- WORK TO COMPLETE: Go line by line through the listing below and copy those that hold "rouge".

- TASK MATERIAL:
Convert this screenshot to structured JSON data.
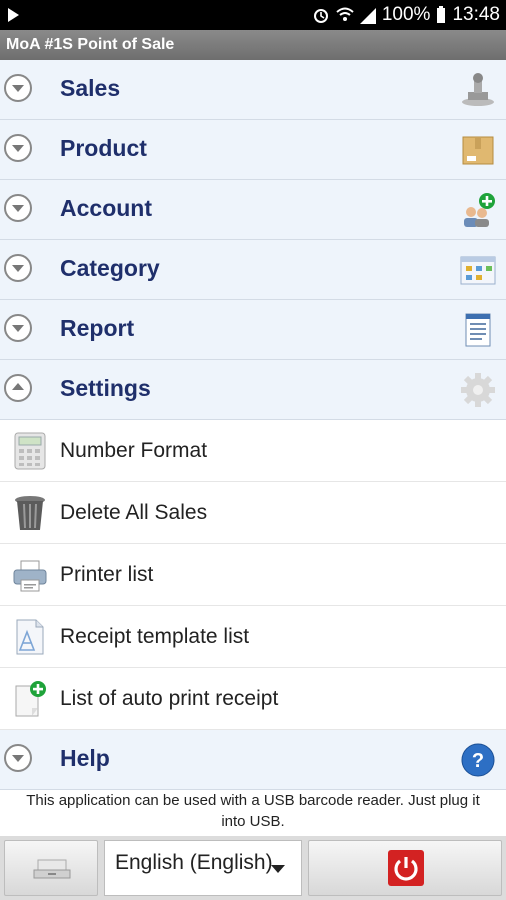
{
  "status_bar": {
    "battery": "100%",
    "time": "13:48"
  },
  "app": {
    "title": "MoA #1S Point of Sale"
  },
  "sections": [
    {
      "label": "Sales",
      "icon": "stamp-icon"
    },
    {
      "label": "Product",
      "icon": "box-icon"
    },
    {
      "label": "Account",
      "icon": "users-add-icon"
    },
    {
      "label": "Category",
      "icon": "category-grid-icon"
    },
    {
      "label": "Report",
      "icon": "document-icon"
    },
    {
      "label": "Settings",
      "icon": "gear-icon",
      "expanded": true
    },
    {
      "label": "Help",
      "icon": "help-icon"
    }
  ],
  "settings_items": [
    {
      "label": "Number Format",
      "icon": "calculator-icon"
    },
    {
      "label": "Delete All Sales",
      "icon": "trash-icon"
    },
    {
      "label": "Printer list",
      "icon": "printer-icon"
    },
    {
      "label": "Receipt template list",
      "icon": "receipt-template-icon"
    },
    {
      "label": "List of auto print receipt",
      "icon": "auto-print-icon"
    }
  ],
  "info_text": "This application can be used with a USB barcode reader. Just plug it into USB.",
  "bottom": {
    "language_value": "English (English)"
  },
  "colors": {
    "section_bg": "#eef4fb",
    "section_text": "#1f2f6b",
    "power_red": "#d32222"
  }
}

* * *

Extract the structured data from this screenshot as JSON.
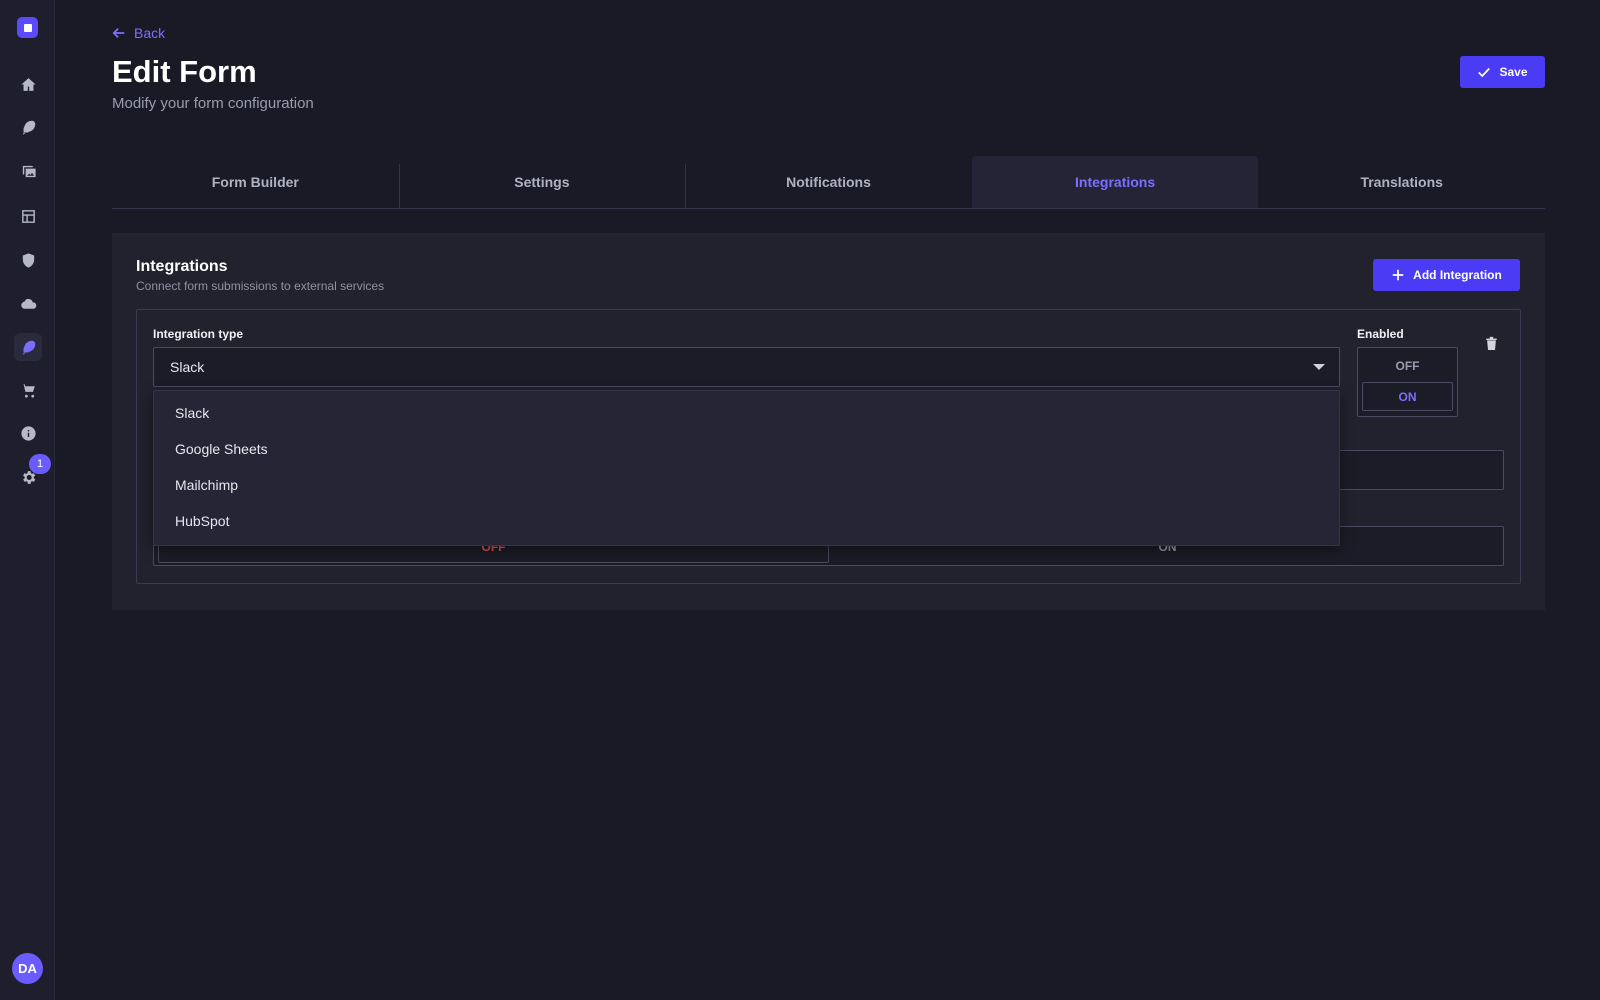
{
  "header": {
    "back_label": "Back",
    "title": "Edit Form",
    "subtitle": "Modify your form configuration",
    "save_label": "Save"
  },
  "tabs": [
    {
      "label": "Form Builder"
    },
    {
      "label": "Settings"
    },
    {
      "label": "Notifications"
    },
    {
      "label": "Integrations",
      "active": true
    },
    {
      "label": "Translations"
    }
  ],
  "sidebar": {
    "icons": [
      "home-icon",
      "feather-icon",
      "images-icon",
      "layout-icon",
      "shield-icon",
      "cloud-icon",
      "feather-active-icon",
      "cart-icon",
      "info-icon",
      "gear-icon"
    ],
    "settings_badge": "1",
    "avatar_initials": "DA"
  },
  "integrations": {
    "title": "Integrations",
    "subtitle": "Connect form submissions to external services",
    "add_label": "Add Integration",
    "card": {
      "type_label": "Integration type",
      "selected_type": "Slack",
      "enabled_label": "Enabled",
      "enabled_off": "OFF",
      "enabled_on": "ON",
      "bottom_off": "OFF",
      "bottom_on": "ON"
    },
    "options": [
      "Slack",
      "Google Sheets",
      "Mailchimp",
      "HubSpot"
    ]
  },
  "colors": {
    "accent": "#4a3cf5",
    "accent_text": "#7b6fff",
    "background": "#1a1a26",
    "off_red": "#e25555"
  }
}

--

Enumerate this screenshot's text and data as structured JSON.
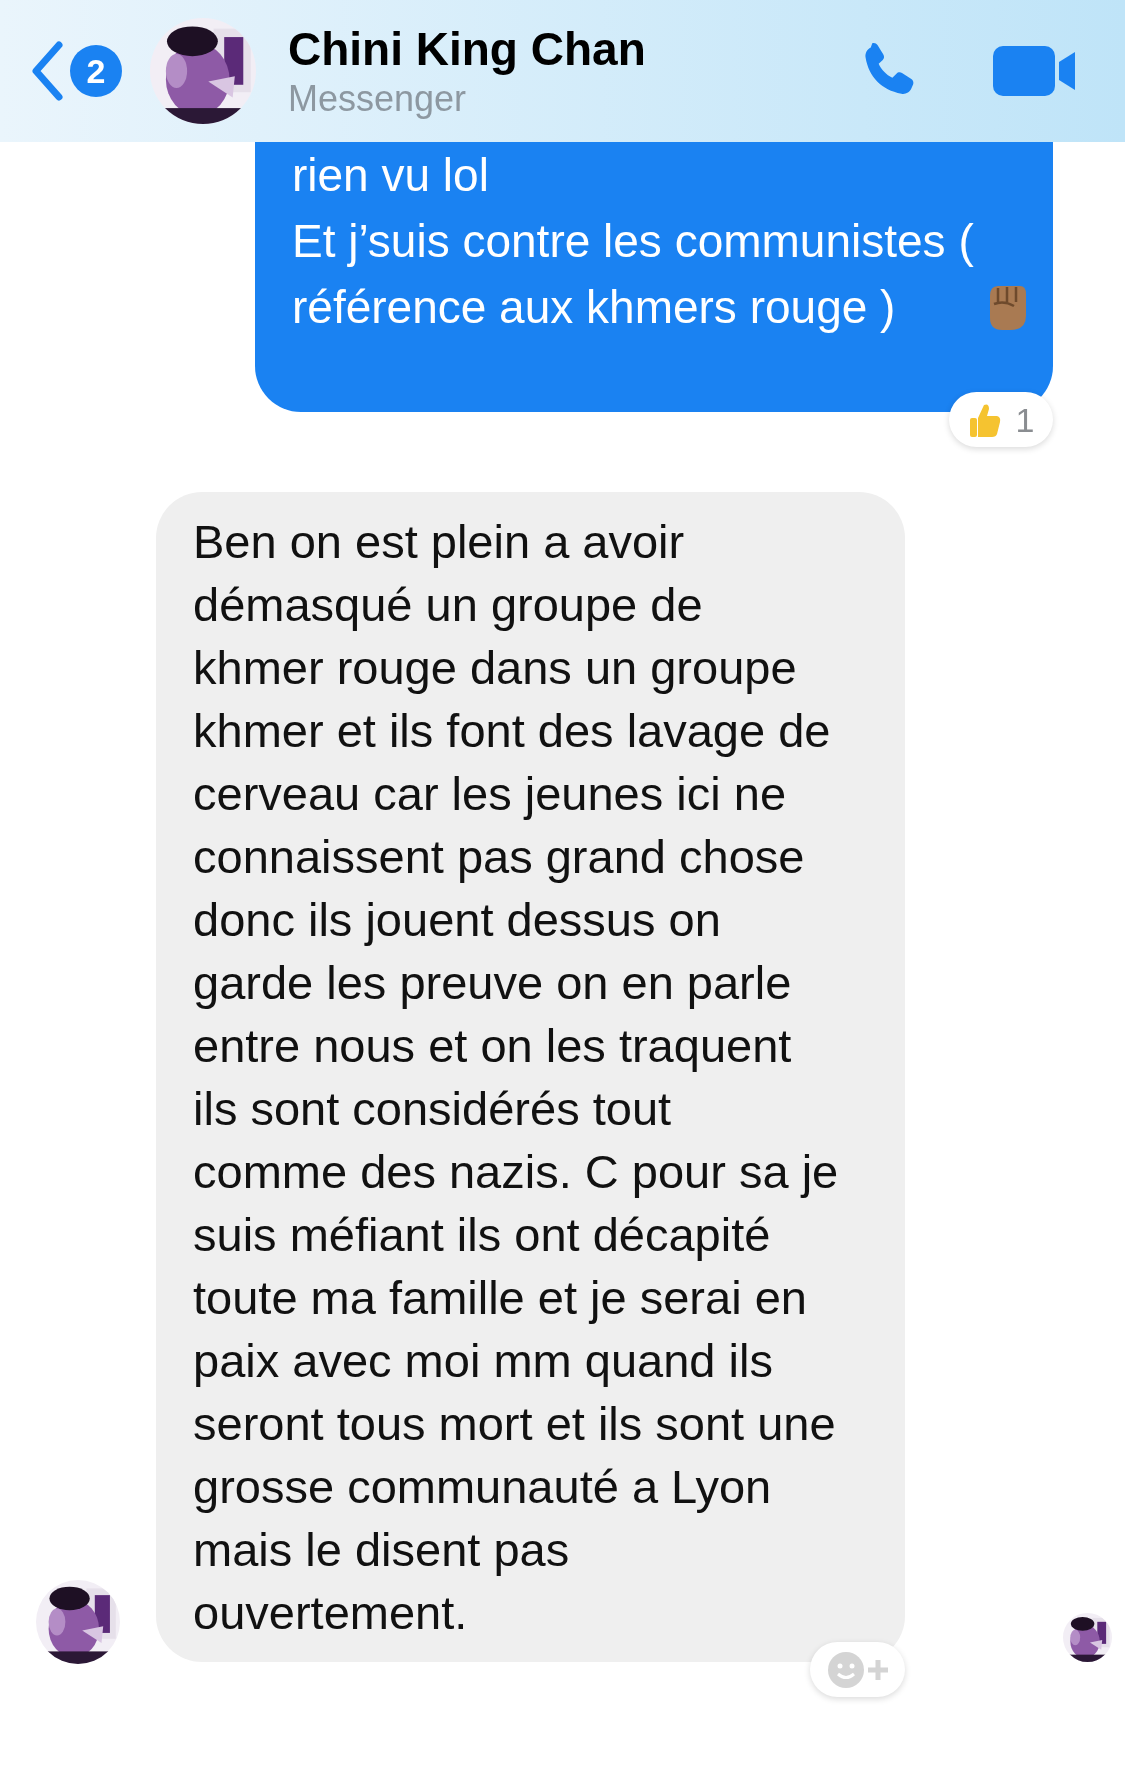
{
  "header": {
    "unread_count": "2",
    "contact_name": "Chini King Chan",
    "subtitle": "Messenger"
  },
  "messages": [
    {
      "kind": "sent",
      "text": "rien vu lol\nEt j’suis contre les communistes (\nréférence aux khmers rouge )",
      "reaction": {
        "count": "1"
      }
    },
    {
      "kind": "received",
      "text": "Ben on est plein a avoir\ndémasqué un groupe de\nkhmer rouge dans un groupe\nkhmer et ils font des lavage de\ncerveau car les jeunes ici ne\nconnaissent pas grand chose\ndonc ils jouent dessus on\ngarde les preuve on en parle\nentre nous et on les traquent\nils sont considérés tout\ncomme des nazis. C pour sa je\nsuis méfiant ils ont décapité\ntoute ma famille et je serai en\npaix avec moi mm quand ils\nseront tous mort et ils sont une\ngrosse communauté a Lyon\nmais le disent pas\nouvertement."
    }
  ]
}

- RESULT BELOW:
      "text": "rien vu lol\nEt j’suis contre les communistes (\nréférence aux khmers rouge )",
      "text": "Ben on est plein a avoir\ndémasqué un groupe de\nkhmer rouge dans un groupe\nkhmer et ils font des lavage de\ncerveau car les jeunes ici ne\nconnaissent pas grand chose\ndonc ils jouent dessus on\ngarde les preuve on en parle\nentre nous et on les traquent\nils sont considérés tout\ncomme des nazis. C pour sa je\nsuis méfiant ils ont décapité\ntoute ma famille et je serai en\npaix avec moi mm quand ils\nseront tous mort et ils sont une\ngrosse communauté a Lyon\nmais le disent pas\nouvertement."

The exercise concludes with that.